Cases of coccidiosis have been diagnosed in WA this year, which is not a surprise given the pasture situation. There is no over the counter treatment, but your veterinarian can prescribe and supply suitable products, including one that can be given as a single drench where affected lambs can be singled out. Moving the mob—ewes and lambs—onto any other pasture may help, as there will be a lower intake of coccidia than where an outbreak has occurred. The longer term cure is to ensure good nutrition to the lambs and ewes, although this is obviously more easily said than done in a hard season. If suspected, it is worth consulting a veterinarian or adviser, especially where scouring involves lambs over 3 months, where it is almost always due to worms.
Time for drench resistance testing
A stocktake on the drench resistance situation every couple of years is very worthwhile. Resistance has developed on some farms to all except the newest drench types, and it’s important that only fully-effective drenches are used for any treatment in summer or autumn.
As mentioned in earlier newsletters, there are 2 main ways to do about this:
Lambs between 4 and 6 months of age are ideal for this, as they generally have significant worm egg counts at weaning, or within a few weeks before a drench. It’s best to talk to an adviser or to check the WormBoss website, to make sure that the correct procedure is followed.
As a follow-up to the newsletter comment last month, flystrikes have started or will soon do so across the state. Depending on what pre-planned management measures have been taken to reduce the attraction of flies to sheep in the short term (such as shearing, crutching and worm control), the main decisions are the need for either whole-flock preventative treatment or treatments to affected mobs or individuals as strikes occur.
The FlyBoss website has some user-friendly tools to help with these decisions, and full information on the chemical options. The new DPIRD phone app, FlyStrike Assist, also has information on protection and withholding periods. Entering the proposed treatment date shows when these periods will end, making it easy to choose between options.

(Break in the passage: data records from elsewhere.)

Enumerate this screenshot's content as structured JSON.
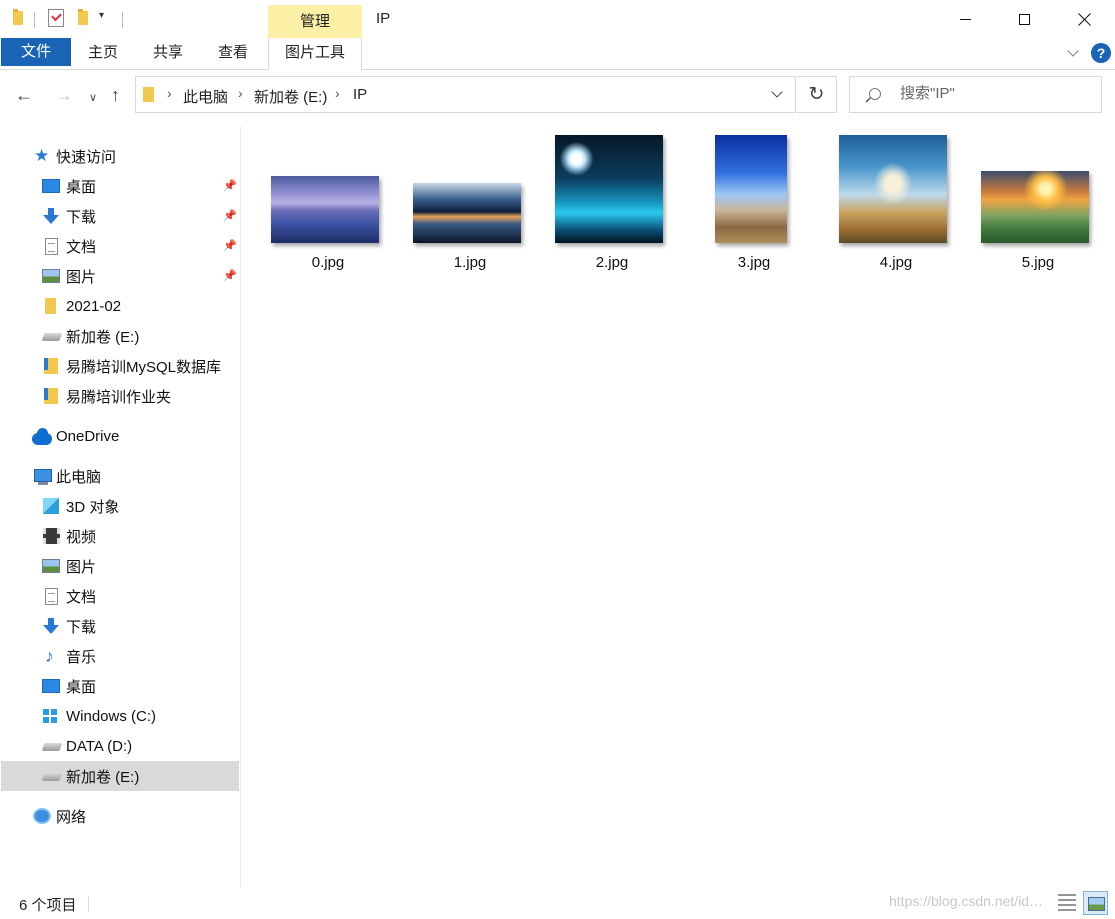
{
  "window": {
    "title": "IP",
    "context_tab": "管理"
  },
  "ribbon": {
    "file_tab": "文件",
    "tabs": [
      "主页",
      "共享",
      "查看",
      "图片工具"
    ]
  },
  "address": {
    "crumbs": [
      "此电脑",
      "新加卷 (E:)",
      "IP"
    ]
  },
  "search": {
    "placeholder": "搜索\"IP\""
  },
  "sidebar": {
    "quick_access": "快速访问",
    "quick_items": [
      "桌面",
      "下载",
      "文档",
      "图片",
      "2021-02",
      "新加卷 (E:)",
      "易腾培训MySQL数据库",
      "易腾培训作业夹"
    ],
    "onedrive": "OneDrive",
    "this_pc": "此电脑",
    "pc_items": [
      "3D 对象",
      "视频",
      "图片",
      "文档",
      "下载",
      "音乐",
      "桌面",
      "Windows (C:)",
      "DATA (D:)",
      "新加卷 (E:)"
    ],
    "selected": "新加卷 (E:)",
    "network": "网络"
  },
  "files": [
    "0.jpg",
    "1.jpg",
    "2.jpg",
    "3.jpg",
    "4.jpg",
    "5.jpg"
  ],
  "status": {
    "count": "6 个项目",
    "watermark": "https://blog.csdn.net/id…"
  },
  "colors": {
    "accent": "#1a64b5",
    "manage_tab": "#fbf0a6",
    "selected_row": "#d9d9d9"
  }
}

Shearing will be on the agenda for many farms at this time of year, and with it comes decisions on treatments for lice. If any lice have been seen—directly or by signs in the fleece—off-shears treatment is necessary, and that means a decision on whether by pour-on or dipping (and what type of dip), and the product to be used. There are a number of effective treatment options, but remember that resistance by lice to the insect growth regulator (IGR) and synthetic pyrethroid (SP) classes is common, and these now have little role for lice eradication. The LiceBoss website has much useful information and innovative decision tools to help sort out the best way to go.

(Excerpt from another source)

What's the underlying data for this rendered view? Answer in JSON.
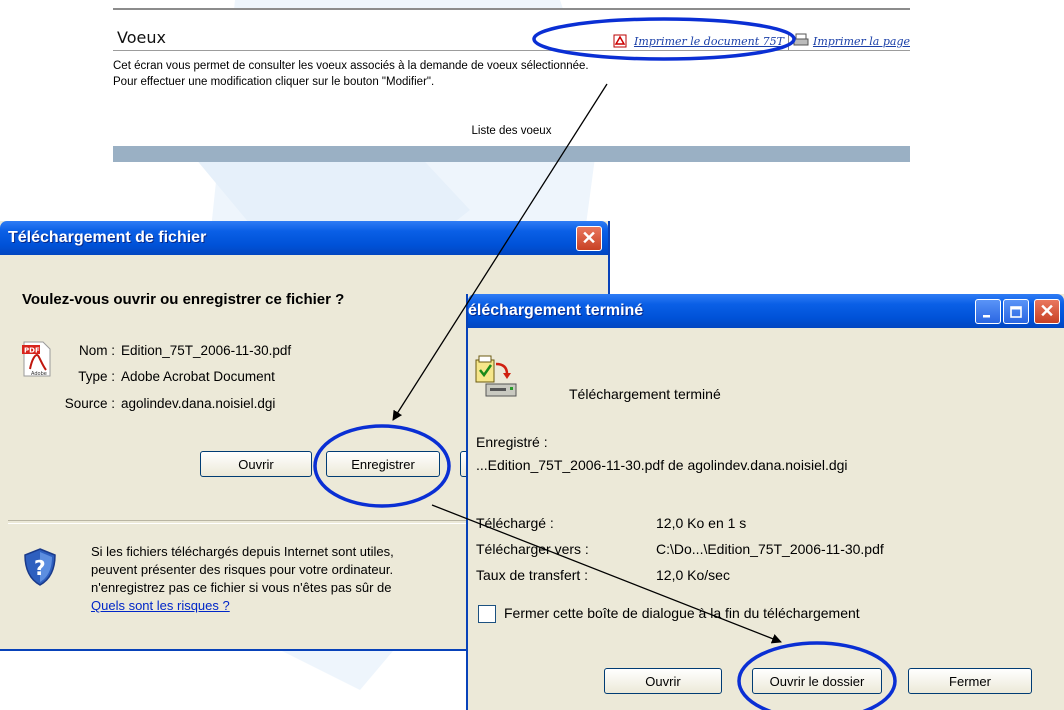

Spring has sprung and with good soil moisture and sunshine the pastures are getting going. Unfortunately, this weather is also ideal for any worm larvae that may be developing on pasture.
Weaning is imminent and it is essential that weaners receive an effective drench at this time. Although faecal worm egg counts may be low prior to weaning, this is a stressful time for young sheep and low burdens can still have an impact. Ideally, weaners will be drenched onto a clean pasture. For a paddock to be clean at this time of year it must not have had any sheep on it for at least 6 months.
If you still have undrenched weaners and you have not conducted a Drench Resistance Test in the last 2 years then it is strongly recommended that you contact your veterinarian prior to any drenching to organise to do this. You will need between 90 and 120 undrenched weaners with a scour worm burden of 300 epg or more.